The complete set of records below must be repeated precisely as given.

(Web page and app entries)
*** Begin section ***
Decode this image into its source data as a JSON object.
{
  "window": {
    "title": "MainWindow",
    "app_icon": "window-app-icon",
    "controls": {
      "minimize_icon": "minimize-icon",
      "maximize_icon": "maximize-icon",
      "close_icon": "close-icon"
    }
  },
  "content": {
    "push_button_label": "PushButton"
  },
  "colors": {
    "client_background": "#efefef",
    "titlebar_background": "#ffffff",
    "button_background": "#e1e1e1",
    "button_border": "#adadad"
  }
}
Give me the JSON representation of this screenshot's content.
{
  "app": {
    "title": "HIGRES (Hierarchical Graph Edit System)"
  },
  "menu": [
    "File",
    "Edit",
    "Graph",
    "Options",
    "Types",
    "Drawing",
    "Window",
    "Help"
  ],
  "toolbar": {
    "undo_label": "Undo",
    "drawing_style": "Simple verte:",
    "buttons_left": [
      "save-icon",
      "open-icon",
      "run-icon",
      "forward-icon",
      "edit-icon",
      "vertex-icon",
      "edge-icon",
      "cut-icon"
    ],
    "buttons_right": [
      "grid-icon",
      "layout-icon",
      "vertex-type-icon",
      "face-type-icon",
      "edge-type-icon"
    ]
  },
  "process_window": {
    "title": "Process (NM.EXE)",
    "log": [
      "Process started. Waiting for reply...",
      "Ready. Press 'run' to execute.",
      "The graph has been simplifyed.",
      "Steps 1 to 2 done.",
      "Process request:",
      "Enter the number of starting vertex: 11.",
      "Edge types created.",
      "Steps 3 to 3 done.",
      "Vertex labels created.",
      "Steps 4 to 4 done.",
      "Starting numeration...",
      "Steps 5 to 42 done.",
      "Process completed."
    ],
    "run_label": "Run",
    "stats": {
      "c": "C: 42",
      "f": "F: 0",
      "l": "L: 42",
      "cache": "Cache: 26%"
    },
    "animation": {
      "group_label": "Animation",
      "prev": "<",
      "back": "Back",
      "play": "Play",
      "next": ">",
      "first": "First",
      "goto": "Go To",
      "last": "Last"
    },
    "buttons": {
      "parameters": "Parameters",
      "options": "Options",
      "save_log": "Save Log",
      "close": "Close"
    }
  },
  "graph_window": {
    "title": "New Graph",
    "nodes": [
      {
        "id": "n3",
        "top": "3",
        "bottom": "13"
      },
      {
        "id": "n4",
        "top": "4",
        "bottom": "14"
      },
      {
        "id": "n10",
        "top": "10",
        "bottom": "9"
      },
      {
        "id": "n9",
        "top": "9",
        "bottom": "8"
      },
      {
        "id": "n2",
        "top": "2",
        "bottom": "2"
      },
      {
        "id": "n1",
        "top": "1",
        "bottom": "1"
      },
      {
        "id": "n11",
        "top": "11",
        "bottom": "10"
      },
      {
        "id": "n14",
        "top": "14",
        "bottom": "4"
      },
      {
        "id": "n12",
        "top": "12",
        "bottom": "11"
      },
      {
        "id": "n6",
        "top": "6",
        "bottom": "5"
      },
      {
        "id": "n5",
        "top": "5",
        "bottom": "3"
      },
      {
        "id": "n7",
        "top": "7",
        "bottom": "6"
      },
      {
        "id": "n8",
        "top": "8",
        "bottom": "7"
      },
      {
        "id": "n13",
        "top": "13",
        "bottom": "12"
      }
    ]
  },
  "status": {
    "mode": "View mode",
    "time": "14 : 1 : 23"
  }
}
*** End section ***
# REPLY
Decode this image into its source data as a JSON object.
{
  "window": {
    "title": "MainWindow",
    "app_icon": "window-app-icon",
    "controls": {
      "minimize_icon": "minimize-icon",
      "maximize_icon": "maximize-icon",
      "close_icon": "close-icon"
    }
  },
  "content": {
    "push_button_label": "PushButton"
  },
  "colors": {
    "client_background": "#efefef",
    "titlebar_background": "#ffffff",
    "button_background": "#e1e1e1",
    "button_border": "#adadad"
  }
}
Give me the JSON representation of this screenshot's content.
{
  "app": {
    "title": "HIGRES (Hierarchical Graph Edit System)"
  },
  "menu": [
    "File",
    "Edit",
    "Graph",
    "Options",
    "Types",
    "Drawing",
    "Window",
    "Help"
  ],
  "toolbar": {
    "undo_label": "Undo",
    "drawing_style": "Simple verte:",
    "buttons_left": [
      "save-icon",
      "open-icon",
      "run-icon",
      "forward-icon",
      "edit-icon",
      "vertex-icon",
      "edge-icon",
      "cut-icon"
    ],
    "buttons_right": [
      "grid-icon",
      "layout-icon",
      "vertex-type-icon",
      "face-type-icon",
      "edge-type-icon"
    ]
  },
  "process_window": {
    "title": "Process (NM.EXE)",
    "log": [
      "Process started. Waiting for reply...",
      "Ready. Press 'run' to execute.",
      "The graph has been simplifyed.",
      "Steps 1 to 2 done.",
      "Process request:",
      "Enter the number of starting vertex: 11.",
      "Edge types created.",
      "Steps 3 to 3 done.",
      "Vertex labels created.",
      "Steps 4 to 4 done.",
      "Starting numeration...",
      "Steps 5 to 42 done.",
      "Process completed."
    ],
    "run_label": "Run",
    "stats": {
      "c": "C: 42",
      "f": "F: 0",
      "l": "L: 42",
      "cache": "Cache: 26%"
    },
    "animation": {
      "group_label": "Animation",
      "prev": "<",
      "back": "Back",
      "play": "Play",
      "next": ">",
      "first": "First",
      "goto": "Go To",
      "last": "Last"
    },
    "buttons": {
      "parameters": "Parameters",
      "options": "Options",
      "save_log": "Save Log",
      "close": "Close"
    }
  },
  "graph_window": {
    "title": "New Graph",
    "nodes": [
      {
        "id": "n3",
        "top": "3",
        "bottom": "13"
      },
      {
        "id": "n4",
        "top": "4",
        "bottom": "14"
      },
      {
        "id": "n10",
        "top": "10",
        "bottom": "9"
      },
      {
        "id": "n9",
        "top": "9",
        "bottom": "8"
      },
      {
        "id": "n2",
        "top": "2",
        "bottom": "2"
      },
      {
        "id": "n1",
        "top": "1",
        "bottom": "1"
      },
      {
        "id": "n11",
        "top": "11",
        "bottom": "10"
      },
      {
        "id": "n14",
        "top": "14",
        "bottom": "4"
      },
      {
        "id": "n12",
        "top": "12",
        "bottom": "11"
      },
      {
        "id": "n6",
        "top": "6",
        "bottom": "5"
      },
      {
        "id": "n5",
        "top": "5",
        "bottom": "3"
      },
      {
        "id": "n7",
        "top": "7",
        "bottom": "6"
      },
      {
        "id": "n8",
        "top": "8",
        "bottom": "7"
      },
      {
        "id": "n13",
        "top": "13",
        "bottom": "12"
      }
    ]
  },
  "status": {
    "mode": "View mode",
    "time": "14 : 1 : 23"
  }
}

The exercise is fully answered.